- Firm Handshake. A firm handshake indicates your confidence. A good rule for a proper handshake is to make hands web-to-web. Remember, one to three handshakes is enough.
- Unique Introduction. See yourself as a brand. Prepare a “30 second commercial” to quick introduce yourself and express your goals. Tailor it to the event you’ll attend.
- Conversations. Spend more time listening. Give feedback that corresponds to the other person’s interests.
- Direct Eye Contact. Show your interest and sincerity by keeping an eye contact in the “eye-nose” triangle. Nobody enjoys being stared at.
- Natural Body Language. Relax and smile. What’s more, you’d better make your arms open, which means you’re open to the conversation and not in guard. A drink in your left hand help you manage it properly.
- Graceful Exit. When the conversation starts to ebb, you should realize it’s time to end it. Exit the conversation naturally and gracefully by “It’s been a great pleasure talking to you. May I have your business card?” People will appreciate your appropriate wrap-up.
- Exchange Business Card. To show respect, please accept people’s business cards with two hands. Look at it for a few seconds and offer a compliment about the design. And always be ready to present your business card, so you’d better prepare a handful with you.
- Follow Up. The real networking starts after the networking event. Now that you have the person’s business card, you can send a hand-written thank-you note to him or her and then an email to continue your conversations. Think about what you can do to maintain your relationships with people from a PR angel.
Knowing the do’s helps to avoid the don’ts. You will find it self-evident not to do the following DON’TS:
- Attend a networking event without knowing your goal.
- Talk more about yourself than listening and asking questions.
- Belittle the person’s company or work unconsciously.
- Look down at the floor instead of into the person’s eyes.
- Hold your arms tight in front of you.
- Jump into a conversation awkwardly.
- Keep talking without noticing the other person’s feeling.
- Ask for favors more than you can give back or without any appreciation.
- Fail to follow your promise to people.
- Contact them only when you need their help.
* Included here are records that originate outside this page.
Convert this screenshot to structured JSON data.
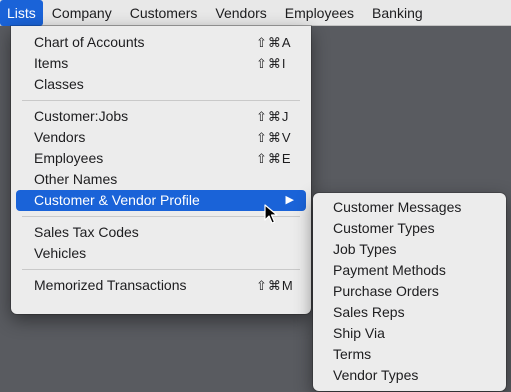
{
  "menubar": {
    "items": [
      {
        "label": "Lists"
      },
      {
        "label": "Company"
      },
      {
        "label": "Customers"
      },
      {
        "label": "Vendors"
      },
      {
        "label": "Employees"
      },
      {
        "label": "Banking"
      }
    ]
  },
  "lists_menu": {
    "chart_of_accounts": {
      "label": "Chart of Accounts",
      "shortcut": "⇧⌘A"
    },
    "items": {
      "label": "Items",
      "shortcut": "⇧⌘I"
    },
    "classes": {
      "label": "Classes"
    },
    "customer_jobs": {
      "label": "Customer:Jobs",
      "shortcut": "⇧⌘J"
    },
    "vendors": {
      "label": "Vendors",
      "shortcut": "⇧⌘V"
    },
    "employees": {
      "label": "Employees",
      "shortcut": "⇧⌘E"
    },
    "other_names": {
      "label": "Other Names"
    },
    "customer_vendor_profile": {
      "label": "Customer & Vendor Profile",
      "arrow": "▶"
    },
    "sales_tax_codes": {
      "label": "Sales Tax Codes"
    },
    "vehicles": {
      "label": "Vehicles"
    },
    "memorized_transactions": {
      "label": "Memorized Transactions",
      "shortcut": "⇧⌘M"
    }
  },
  "submenu": {
    "items": [
      {
        "label": "Customer Messages"
      },
      {
        "label": "Customer Types"
      },
      {
        "label": "Job Types"
      },
      {
        "label": "Payment Methods"
      },
      {
        "label": "Purchase Orders"
      },
      {
        "label": "Sales Reps"
      },
      {
        "label": "Ship Via"
      },
      {
        "label": "Terms"
      },
      {
        "label": "Vendor Types"
      }
    ]
  }
}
For a media relations class assignment, I interviewed Leslie Friday, BU Today and Bostonia magazine staff writer. Before she came to BU Today, she served as a journalist for several newspapers such as the Brookline TAB and the Tico Times, in Costa Rica. The interview contributed to several media relations tips that may concern our PR pros-to-be. Here are some of the things that she had to say during our interview.
What makes a good story?
- Unusual and compelling topics
- Relation to your audience
- Applicable to broader contexts
Which part of working with PR practitioners makes you feel good?
- When PR people pitch great story ideas
- “We sometimes enjoyed working with each other.”
Which part of working with PR practitioners annoys and frustrates you?
- “When a crime/bad news happened, a PR person didn’t return my call/email, or simply provided useless response.”
- PR people sometimes are uncooperative and even antagonistic.
Anything that a PR professional can do to make your life easier?
- “Answer my questions thoroughly and as quickly as possible, in the first time.”
- Be honest.
- “When anything comes up, please let me know. I can write a story about it and help people know. Let’s help each other out.”
- “Follow what you promised.”
What makes a good pitch?
- Subject line should “Have a story idea and don’t get too wordy.”
- Be concise and show the most interesting part of the story in the beginning.
- Interesting/new/unique, which “hooks me, makes me want to know more.”
- Timeliness is important, yet again.
- Pitch to the right person: research about the journalist, know his/her preferences.
- “When pitching to mainstream media like the Boston Globe, it’s usually more difficult to get attention, so you must have a strong story and make it unique and more polished.”
- “Keep pitching. You need persistence.”
Any advice for writing a valuable news release?
- Include the most important information in the first paragraph— the five W’s and one H. Remember to tell the journalist why it is important.
- Be concise.
- “Read several times before you send it. Don’t repeat.”
- Include contact info and different ways to get in touch.
- Include a boilerplate at the bottom — with information about the company.
What qualities should a PR pro have?
- PR is people relations. You should know how to work with people.
- Have good event planning skills.
- Communication skills: have everything well written in advance and strong verbal skills.